terre thaemlitz writings

- Terre Thaemlitz

Originally posted on comatonse.com 1995. Notes on the cover design of the album of the same name (US: Instinct Ambient, 1995) AMB:007-2. As with Tranquilizer, Instinct Records was against the idea of including extensive liner notes because they feared it would alienate the audience, so Terre made the used condom centerfold. Photo of tree by Meike Williams. Click here to view original release artwork.


Track Listing

  1. Subjective Loss, Day 83 9:23
  2. Elevatorium 10:43
  3. Yer Ass is Grass 8:19
  4. Trucker 9:54
  5. Aging Core, Aging Periphery 10:04
  6. Cycles 11:41

    Soil as ejaculate, referencing the mastrubatory nature of music production and "artistic" or "creative" processes.
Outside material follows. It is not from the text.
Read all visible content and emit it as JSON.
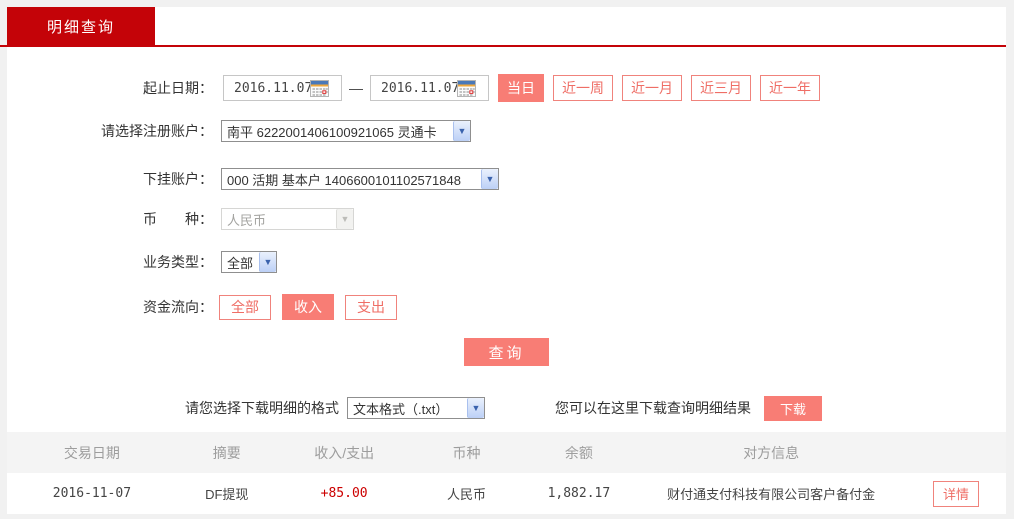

Similarly, the condom image references the phallocentrism implicit to conventional definitions of such processes.
    Soil as a cynical reference to spiritualist "Mother Earth" ambient music titles.
    Soil as an English translation of my first name from the French terre; avoiding the more romantic and universalist semiotics behind its common translation as "Earth."
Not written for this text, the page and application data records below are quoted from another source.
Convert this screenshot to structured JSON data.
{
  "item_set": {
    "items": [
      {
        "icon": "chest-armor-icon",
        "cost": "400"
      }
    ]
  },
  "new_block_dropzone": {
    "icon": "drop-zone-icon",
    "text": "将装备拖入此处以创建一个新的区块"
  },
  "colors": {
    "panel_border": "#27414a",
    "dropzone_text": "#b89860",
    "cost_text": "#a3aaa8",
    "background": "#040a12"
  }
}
In designing the cover for Soil I was required to work with the Instinct Ambient series' graphical format established by Taylor Deupree, which consists of an iconographic CD booklet cover, textural booklet back, and textural booklet inset.
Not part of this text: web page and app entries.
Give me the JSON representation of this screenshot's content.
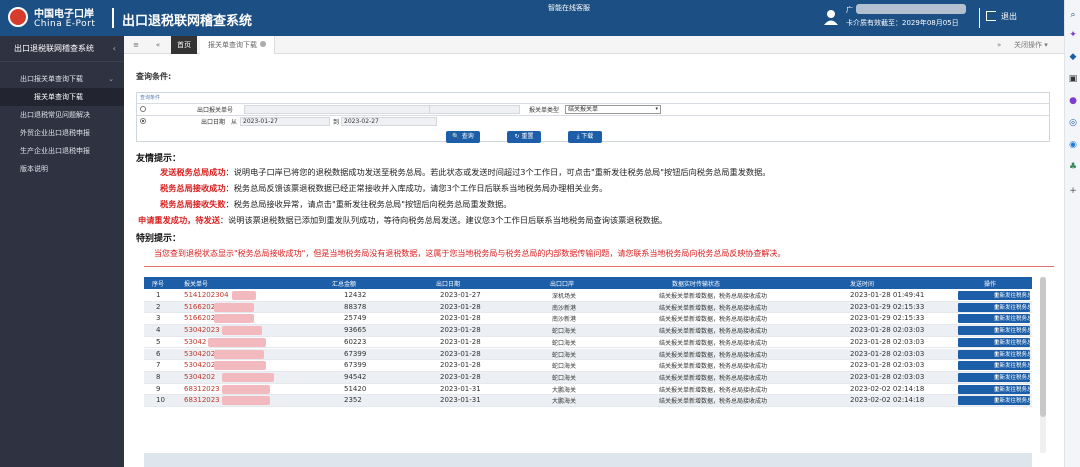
{
  "header": {
    "logo_cn": "中国电子口岸",
    "logo_en": "China E-Port",
    "title": "出口退税联网稽查系统",
    "service": "智能在线客服",
    "user_name": "广",
    "expiry": "卡介质有效截至：2029年08月05日",
    "logout": "退出"
  },
  "sidebar": {
    "title": "出口退税联网稽查系统",
    "items": [
      {
        "label": "出口报关单查询下载",
        "sub": "报关单查询下载"
      },
      {
        "label": "出口退税常见问题解决"
      },
      {
        "label": "外贸企业出口退税申报"
      },
      {
        "label": "生产企业出口退税申报"
      },
      {
        "label": "版本说明"
      }
    ]
  },
  "tabs": {
    "home": "首页",
    "active": "报关单查询下载",
    "close_ops": "关闭操作"
  },
  "query": {
    "label": "查询条件:",
    "caption": "查询条件",
    "row1_label": "出口报关单号",
    "type_label": "报关单类型",
    "type_value": "结关报关单",
    "row2_label": "出口日期",
    "from": "从",
    "date_from": "2023-01-27",
    "to": "到",
    "date_to": "2023-02-27",
    "btn_query": "查询",
    "btn_reset": "重置",
    "btn_download": "下载"
  },
  "tips": {
    "title": "友情提示：",
    "items": [
      {
        "key": "发送税务总局成功",
        "text": "：说明电子口岸已将您的退税数据成功发送至税务总局。若此状态或发送时间超过3个工作日，可点击\"重新发往税务总局\"按钮后向税务总局重发数据。"
      },
      {
        "key": "税务总局接收成功",
        "text": "：税务总局反馈该票退税数据已经正常接收并入库成功，请您3个工作日后联系当地税务局办理相关业务。"
      },
      {
        "key": "税务总局接收失败",
        "text": "：税务总局接收异常，请点击\"重新发往税务总局\"按钮后向税务总局重发数据。"
      },
      {
        "key": "申请重发成功，待发送",
        "text": "：说明该票退税数据已添加到重发队列成功，等待向税务总局发送。建议您3个工作日后联系当地税务局查询该票退税数据。"
      }
    ]
  },
  "special": {
    "title": "特别提示：",
    "text": "当您查到退税状态显示\"税务总局接收成功\"，但是当地税务局没有退税数据，这属于您当地税务局与税务总局的内部数据传输问题，请您联系当地税务局向税务总局反映协查解决。"
  },
  "table": {
    "headers": [
      "序号",
      "报关单号",
      "汇总金额",
      "出口日期",
      "出口口岸",
      "数据实时传输状态",
      "发送时间",
      "操作"
    ],
    "rows": [
      {
        "no": "1",
        "bill": "5141202304",
        "amount": "12432",
        "date": "2023-01-27",
        "port": "深机场关",
        "status": "结关报关单新增数据，税务总局接收成功",
        "time": "2023-01-28 01:49:41",
        "action": "重新发往税务总局"
      },
      {
        "no": "2",
        "bill": "5166202",
        "amount": "88378",
        "date": "2023-01-28",
        "port": "南沙新港",
        "status": "结关报关单新增数据，税务总局接收成功",
        "time": "2023-01-29 02:15:33",
        "action": "重新发往税务总局"
      },
      {
        "no": "3",
        "bill": "5166202",
        "amount": "25749",
        "date": "2023-01-28",
        "port": "南沙新港",
        "status": "结关报关单新增数据，税务总局接收成功",
        "time": "2023-01-29 02:15:33",
        "action": "重新发往税务总局"
      },
      {
        "no": "4",
        "bill": "53042023",
        "amount": "93665",
        "date": "2023-01-28",
        "port": "蛇口海关",
        "status": "结关报关单新增数据，税务总局接收成功",
        "time": "2023-01-28 02:03:03",
        "action": "重新发往税务总局"
      },
      {
        "no": "5",
        "bill": "53042",
        "amount": "60223",
        "date": "2023-01-28",
        "port": "蛇口海关",
        "status": "结关报关单新增数据，税务总局接收成功",
        "time": "2023-01-28 02:03:03",
        "action": "重新发往税务总局"
      },
      {
        "no": "6",
        "bill": "5304202",
        "amount": "67399",
        "date": "2023-01-28",
        "port": "蛇口海关",
        "status": "结关报关单新增数据，税务总局接收成功",
        "time": "2023-01-28 02:03:03",
        "action": "重新发往税务总局"
      },
      {
        "no": "7",
        "bill": "5304202",
        "amount": "67399",
        "date": "2023-01-28",
        "port": "蛇口海关",
        "status": "结关报关单新增数据，税务总局接收成功",
        "time": "2023-01-28 02:03:03",
        "action": "重新发往税务总局"
      },
      {
        "no": "8",
        "bill": "5304202",
        "amount": "94542",
        "date": "2023-01-28",
        "port": "蛇口海关",
        "status": "结关报关单新增数据，税务总局接收成功",
        "time": "2023-01-28 02:03:03",
        "action": "重新发往税务总局"
      },
      {
        "no": "9",
        "bill": "68312023",
        "amount": "51420",
        "date": "2023-01-31",
        "port": "大鹏海关",
        "status": "结关报关单新增数据，税务总局接收成功",
        "time": "2023-02-02 02:14:18",
        "action": "重新发往税务总局"
      },
      {
        "no": "10",
        "bill": "68312023",
        "amount": "2352",
        "date": "2023-01-31",
        "port": "大鹏海关",
        "status": "结关报关单新增数据，税务总局接收成功",
        "time": "2023-02-02 02:14:18",
        "action": "重新发往税务总局"
      }
    ]
  },
  "colors": {
    "header": "#1c4f83",
    "sidebar": "#2f3240",
    "accent": "#1c5ea8",
    "alert": "#d92020"
  }
}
I wanted the process of viewing the booklet to engage the viewer/listener in an awareness of processes of social contextualization. The front cover contains transcendental signifiers (nature, soil) which are typically interpreted as universal and devoid of politic/cultural specificity. I chose Meike Williams' photographs of trees due to their absence of a figure/ground relationship, which reflects the decentralization of melody and instrumentation in Ambient and other forms of electronic music.

When the viewer/listener opens the CD case, the triangle on the cover becomes the inverted pink triangle symbolic of Queer empowerment and the "Silence=Death" HIV/AIDS activist and education movements. This time Williams' photography is meant to symbolize a decentralization of identity constructs (particularly the dichotomy of "heterosexual" and "homosexual").

Regardless of whether the viewer/listener has decoded any of the preceding cleverness, when she opens the CD booklet to see a discarded used condom her response is inevitably made in relation to social mores. Whether her reaction is one of intrigue, beauty, disgust, or simply "Right on," it is a political reaction made in relation to a conservative American [typically] social climate which in 1995 still frames such a banal image as this with the potential for radicality. It is this awareness of contextualization on the part of the viewer/listener that I consider most important when interpreting Ambient and electronic music.